As a part of a project to upgrade the UI computer system to be more user-friendly, there are some upcoming dates the system will be down for claimants.
Kentuckians will not be able to file a claim or claim benefits during these planned outages: Friday, Nov. 6, and Saturday, Nov. 7; Thursday, Nov. 26, through Saturday, Nov. 28; and briefly after business hours on Dec. 15.
Cubbage also warned Kentuckians to be on the lookout for email scammers using this fake account: PUA@unemployment.usdol.gov. She said scammers are trying to obtain personal information and shared tips to avoid the scam:
- Never respond to an email unless it is from a ky.gov domain and is clearly marked as coming from a Kentucky Office of Unemployment Insurance (OUI) employee.
- Know that you will never be asked to click on a link in an email from OUI.
- Know that unless you initiate contact with U.S. DOL you should not receive any emails from U.S. DOL about your claim.
To view the full daily report, incidence rate map, testing locations, long term-care and other congregate facilities update, school reports, the White House Coronavirus Task Force reports for Kentucky and other key guidance visit, kycovid19.ky.gov.
Beshear said he remains hopeful Congress will approve a coronavirus relieve package after the Nov. 3 election.
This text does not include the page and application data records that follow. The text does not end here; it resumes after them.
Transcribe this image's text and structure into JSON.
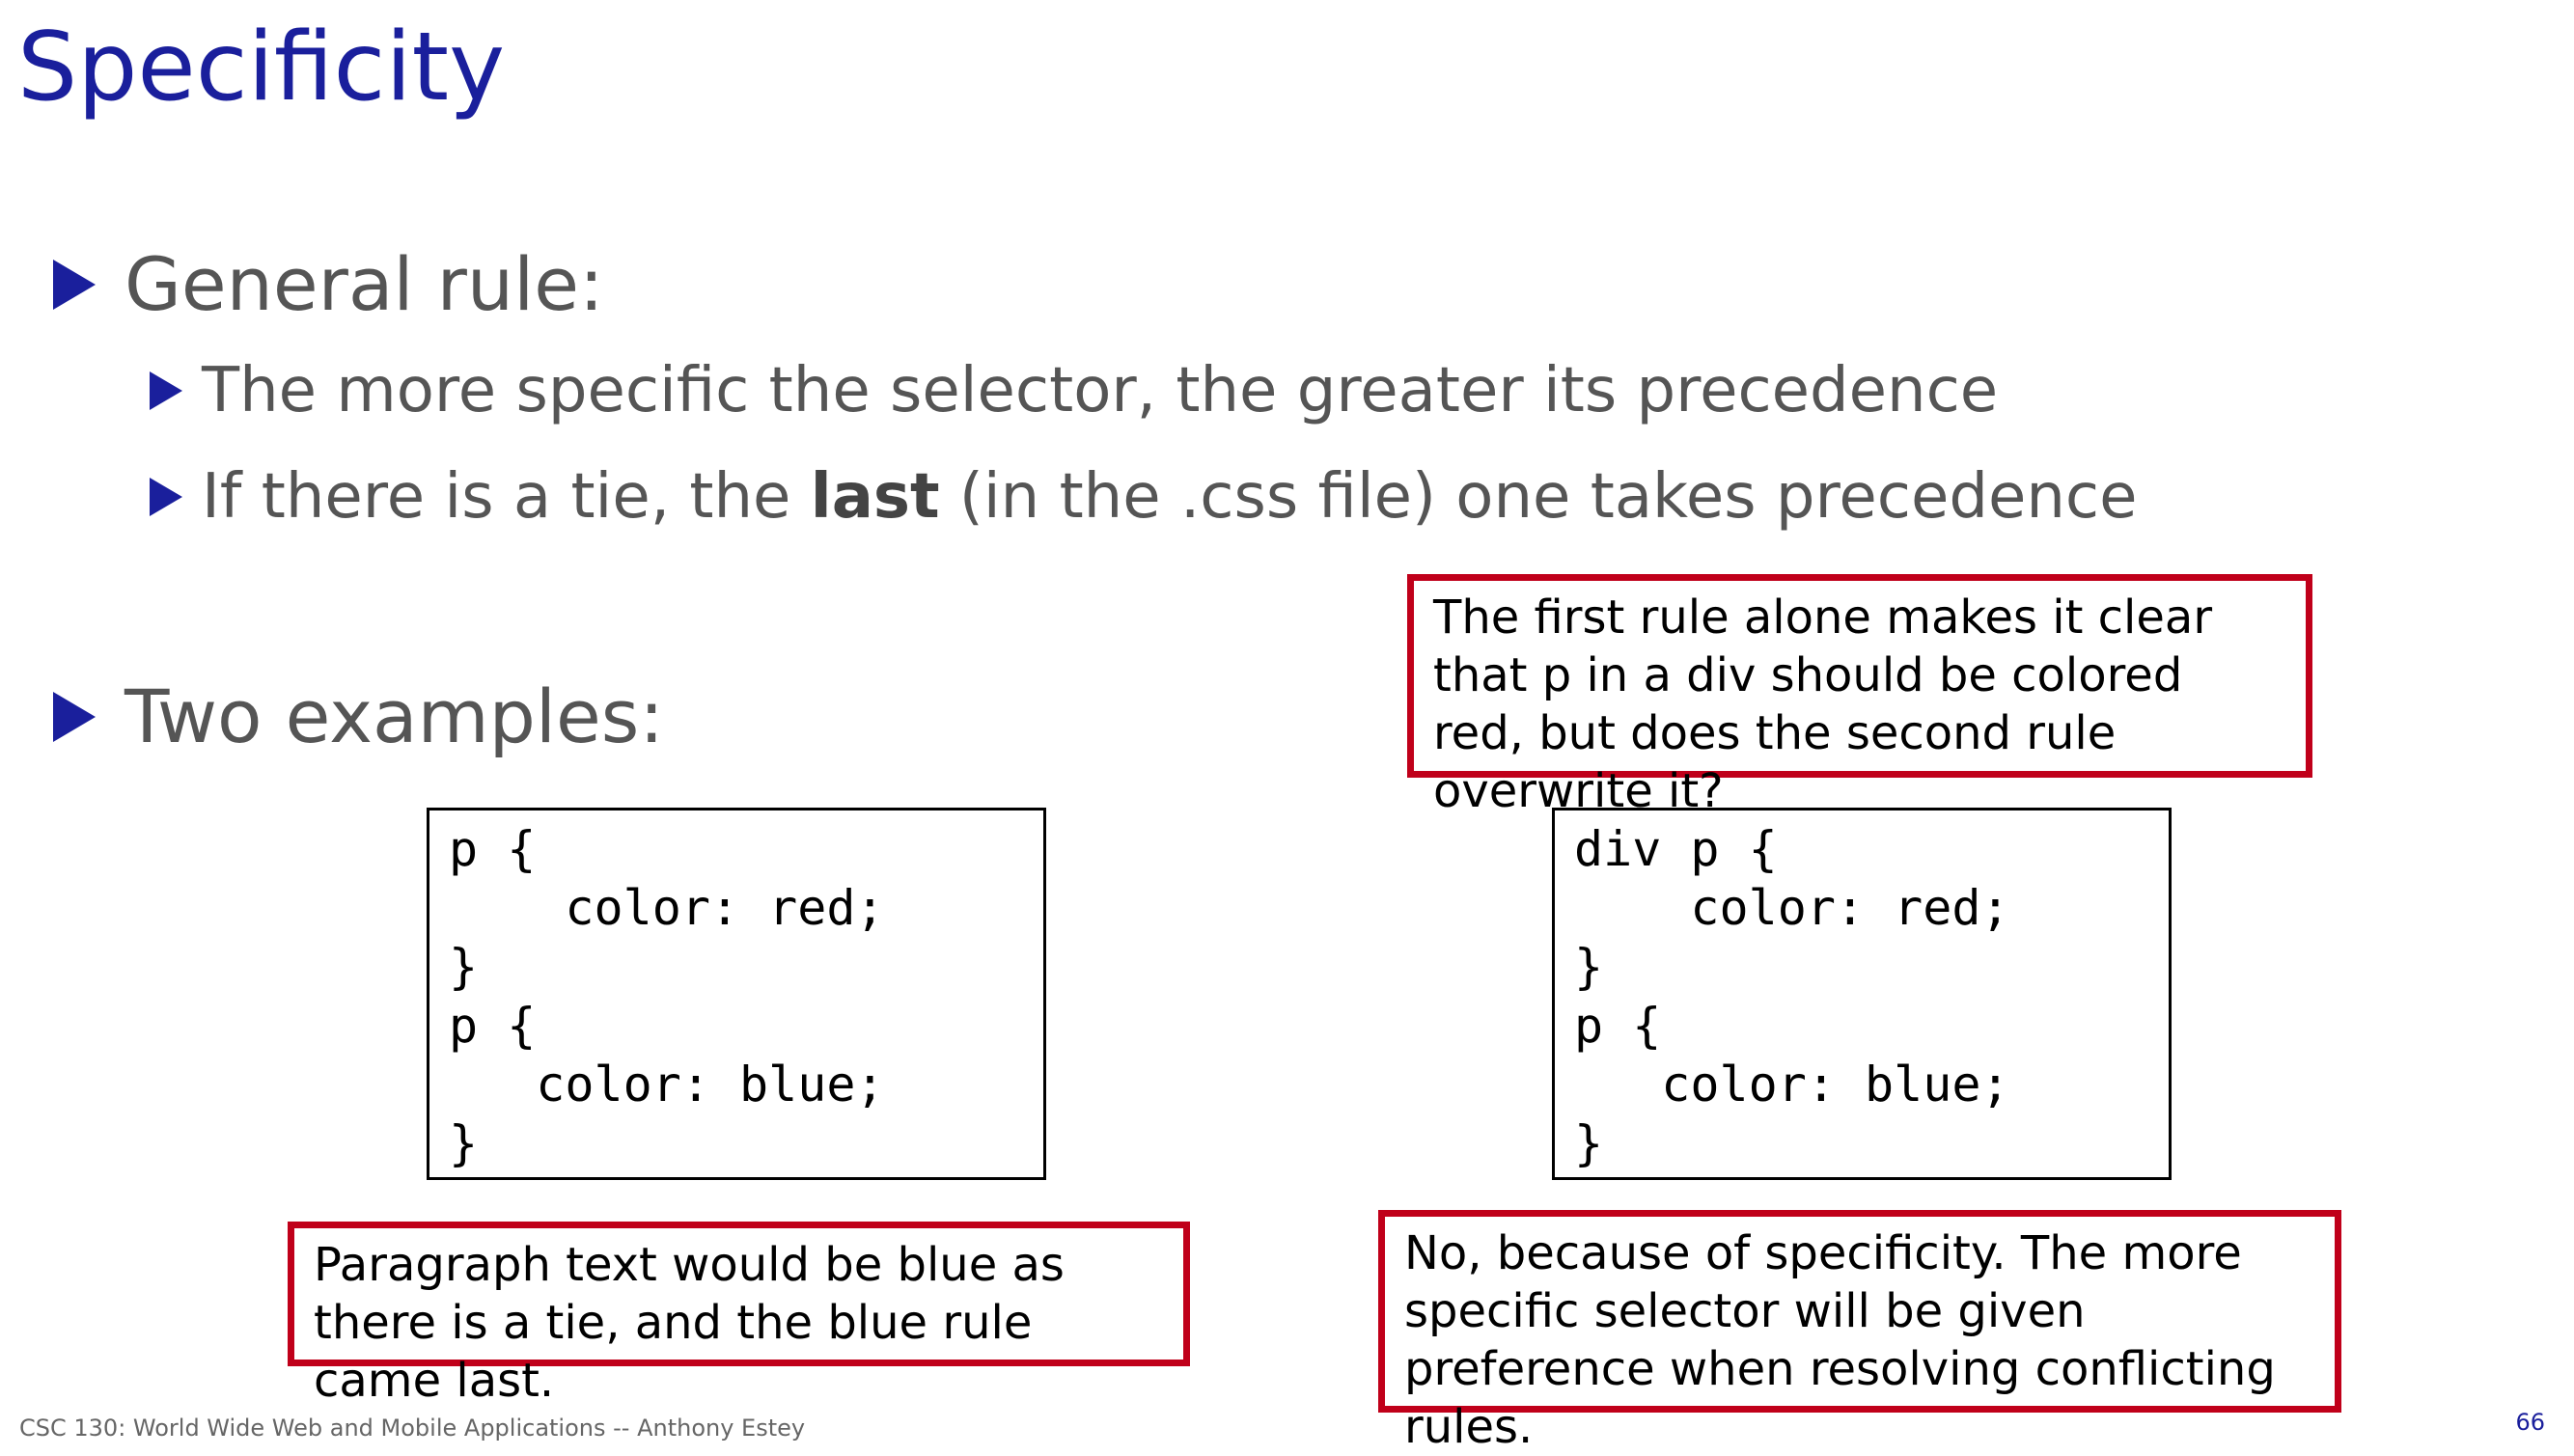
{
  "slide": {
    "title": "Specificity",
    "bullets": {
      "general_rule": "General rule:",
      "rule_more_specific": "The more specific the selector, the greater its precedence",
      "rule_tie_before": "If there is a tie, the ",
      "rule_tie_bold": "last",
      "rule_tie_after": " (in the .css file) one takes precedence",
      "two_examples": "Two examples:"
    },
    "example1": {
      "code": "p {\n    color: red;\n}\np {\n   color: blue;\n}",
      "callout": "Paragraph text would be blue as there is a tie, and the blue rule came last."
    },
    "example2": {
      "question_callout": "The first rule alone makes it clear that p in a div should be colored red, but does the second rule overwrite it?",
      "code": "div p {\n    color: red;\n}\np {\n   color: blue;\n}",
      "answer_callout": "No, because of specificity. The more specific selector will be given preference when resolving conflicting rules."
    },
    "footer": "CSC 130: World Wide Web and Mobile Applications -- Anthony Estey",
    "page_number": "66"
  },
  "colors": {
    "title": "#1a1f9c",
    "body_text": "#555555",
    "callout_border": "#c0001a"
  },
  "icons": {
    "bullet": "triangle-right-icon"
  }
}
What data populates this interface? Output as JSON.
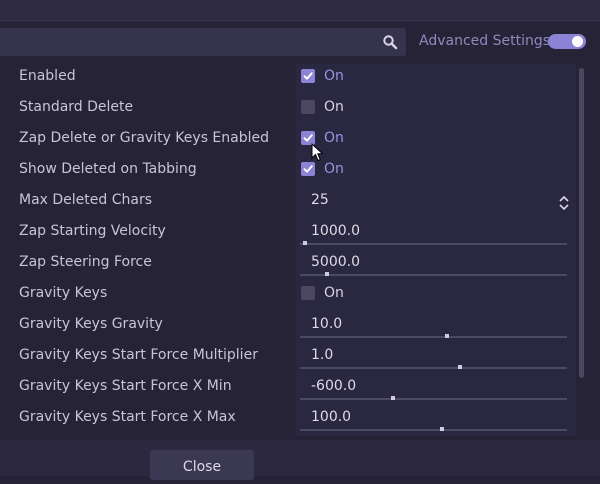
{
  "toolbar": {
    "search_icon": "search-icon",
    "advanced_label": "Advanced Settings",
    "advanced_enabled": true,
    "accent": "#8b84d6"
  },
  "settings": [
    {
      "label": "Enabled",
      "type": "checkbox",
      "checked": true,
      "value": "On"
    },
    {
      "label": "Standard Delete",
      "type": "checkbox",
      "checked": false,
      "value": "On"
    },
    {
      "label": "Zap Delete or Gravity Keys Enabled",
      "type": "checkbox",
      "checked": true,
      "value": "On"
    },
    {
      "label": "Show Deleted on Tabbing",
      "type": "checkbox",
      "checked": true,
      "value": "On"
    },
    {
      "label": "Max Deleted Chars",
      "type": "spin",
      "value": "25"
    },
    {
      "label": "Zap Starting Velocity",
      "type": "slider",
      "value": "1000.0",
      "fraction": 0.02
    },
    {
      "label": "Zap Steering Force",
      "type": "slider",
      "value": "5000.0",
      "fraction": 0.1
    },
    {
      "label": "Gravity Keys",
      "type": "checkbox",
      "checked": false,
      "value": "On"
    },
    {
      "label": "Gravity Keys Gravity",
      "type": "slider",
      "value": "10.0",
      "fraction": 0.55
    },
    {
      "label": "Gravity Keys Start Force Multiplier",
      "type": "slider",
      "value": "1.0",
      "fraction": 0.6
    },
    {
      "label": "Gravity Keys Start Force X Min",
      "type": "slider",
      "value": "-600.0",
      "fraction": 0.35
    },
    {
      "label": "Gravity Keys Start Force X Max",
      "type": "slider",
      "value": "100.0",
      "fraction": 0.53
    }
  ],
  "footer": {
    "close_label": "Close"
  }
}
Without it, he painted a dire picture, using terms like “High and dry” and dead in the water” to describe where states would be financially without money to buy PPEs, pay for extensive testing at nursing homes and prisons, send strike teams into nursing homes where outbreaks or occurring or respond in many other ways directly and indirectly to the coronavirus because federal assistance runs out Dec. 31.